Your task :: Apart from any images, the entries are to be output exactly.

Provided information ::

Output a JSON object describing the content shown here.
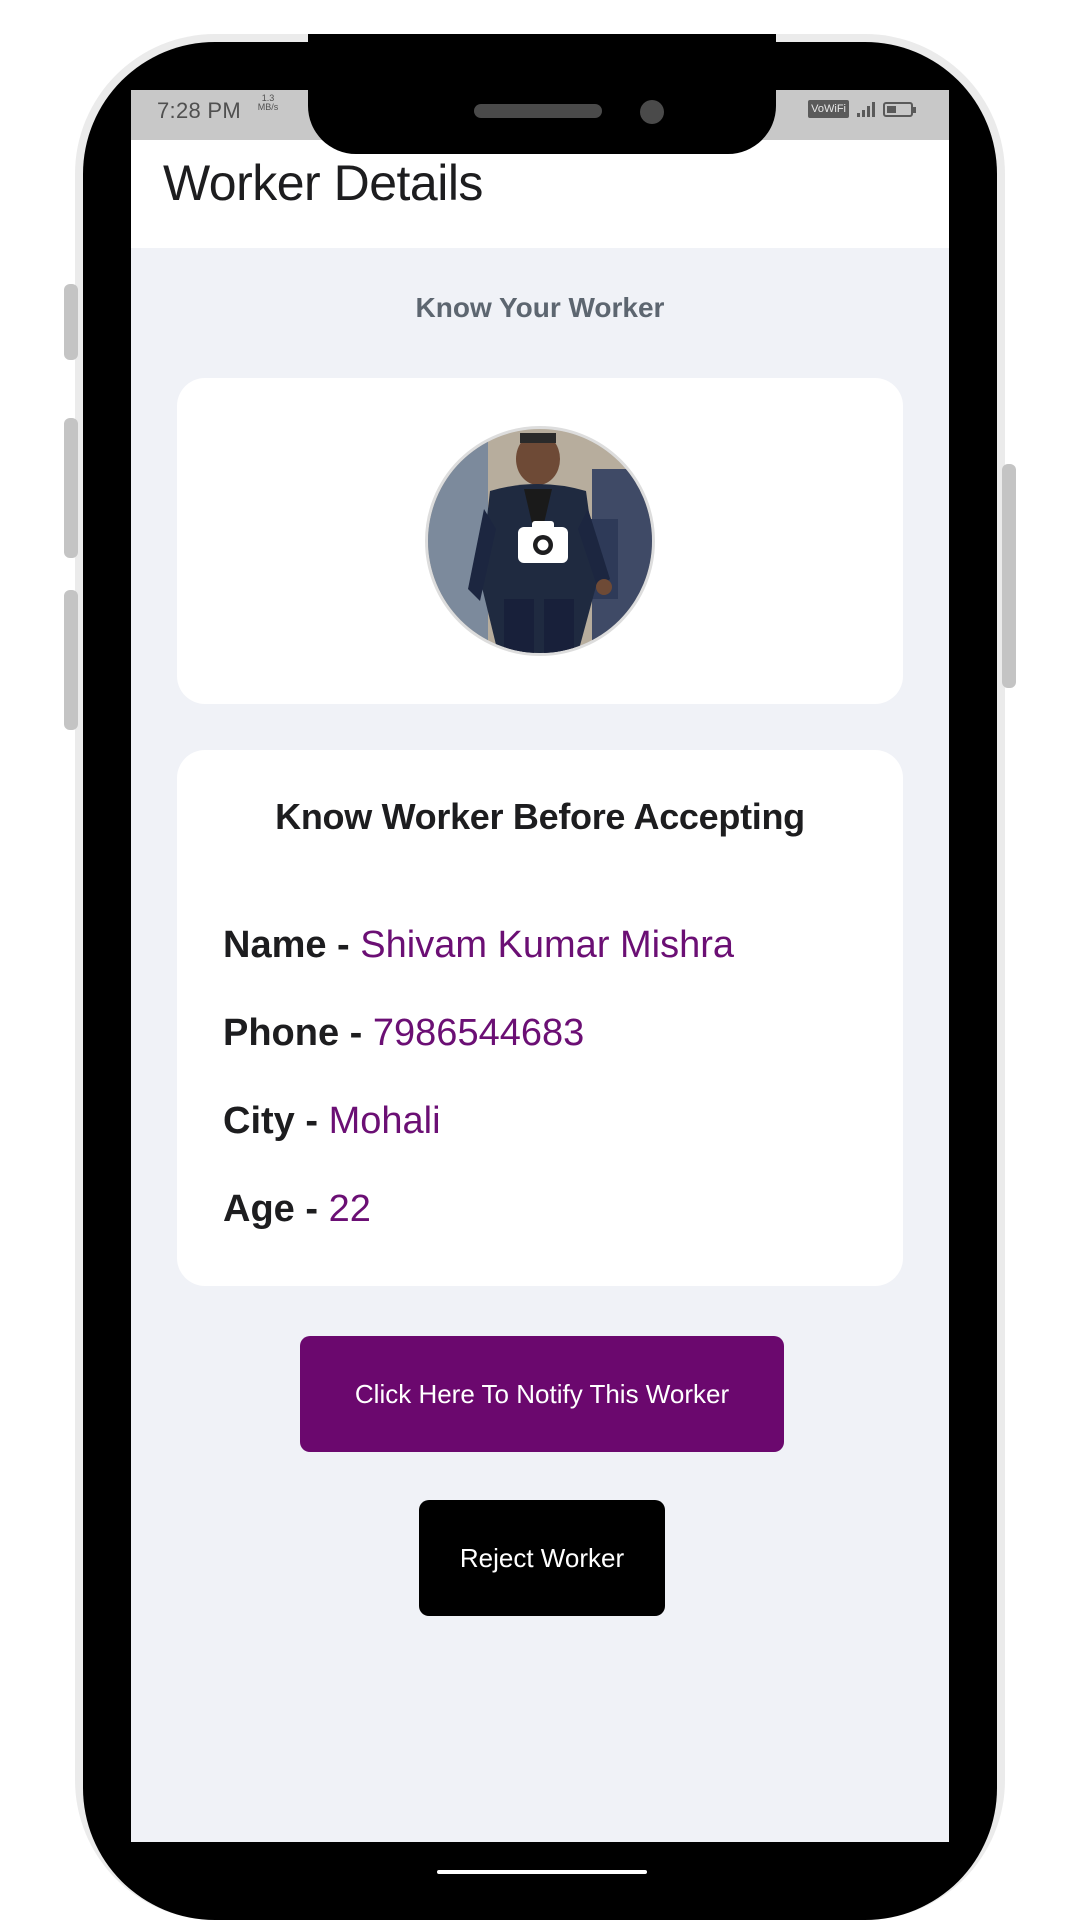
{
  "status_bar": {
    "time": "7:28 PM",
    "speed": "1.3 MB/s",
    "network_badge": "VoWiFi",
    "icons": [
      "signal-icon",
      "battery-icon"
    ]
  },
  "header": {
    "title": "Worker Details"
  },
  "main": {
    "section_heading": "Know Your Worker",
    "photo_card": {
      "avatar": "worker-photo",
      "camera_icon": "camera-icon"
    },
    "info_card": {
      "heading": "Know Worker Before Accepting",
      "separator": " - ",
      "fields": {
        "name": {
          "label": "Name",
          "value": "Shivam Kumar Mishra"
        },
        "phone": {
          "label": "Phone",
          "value": "7986544683"
        },
        "city": {
          "label": "City",
          "value": "Mohali"
        },
        "age": {
          "label": "Age",
          "value": "22"
        }
      }
    },
    "actions": {
      "notify_label": "Click Here To Notify This Worker",
      "reject_label": "Reject Worker"
    }
  },
  "colors": {
    "accent": "#6b086e",
    "value_text": "#6b0f74",
    "screen_bg": "#f0f2f7",
    "card_bg": "#ffffff",
    "reject_button": "#000000"
  }
}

Exercise result ::
Output a JSON object describing the content shown here.
{
  "status_bar": {
    "time": "7:28 PM",
    "speed": "1.3 MB/s",
    "network_badge": "VoWiFi",
    "icons": [
      "signal-icon",
      "battery-icon"
    ]
  },
  "header": {
    "title": "Worker Details"
  },
  "main": {
    "section_heading": "Know Your Worker",
    "photo_card": {
      "avatar": "worker-photo",
      "camera_icon": "camera-icon"
    },
    "info_card": {
      "heading": "Know Worker Before Accepting",
      "separator": " - ",
      "fields": {
        "name": {
          "label": "Name",
          "value": "Shivam Kumar Mishra"
        },
        "phone": {
          "label": "Phone",
          "value": "7986544683"
        },
        "city": {
          "label": "City",
          "value": "Mohali"
        },
        "age": {
          "label": "Age",
          "value": "22"
        }
      }
    },
    "actions": {
      "notify_label": "Click Here To Notify This Worker",
      "reject_label": "Reject Worker"
    }
  },
  "colors": {
    "accent": "#6b086e",
    "value_text": "#6b0f74",
    "screen_bg": "#f0f2f7",
    "card_bg": "#ffffff",
    "reject_button": "#000000"
  }
}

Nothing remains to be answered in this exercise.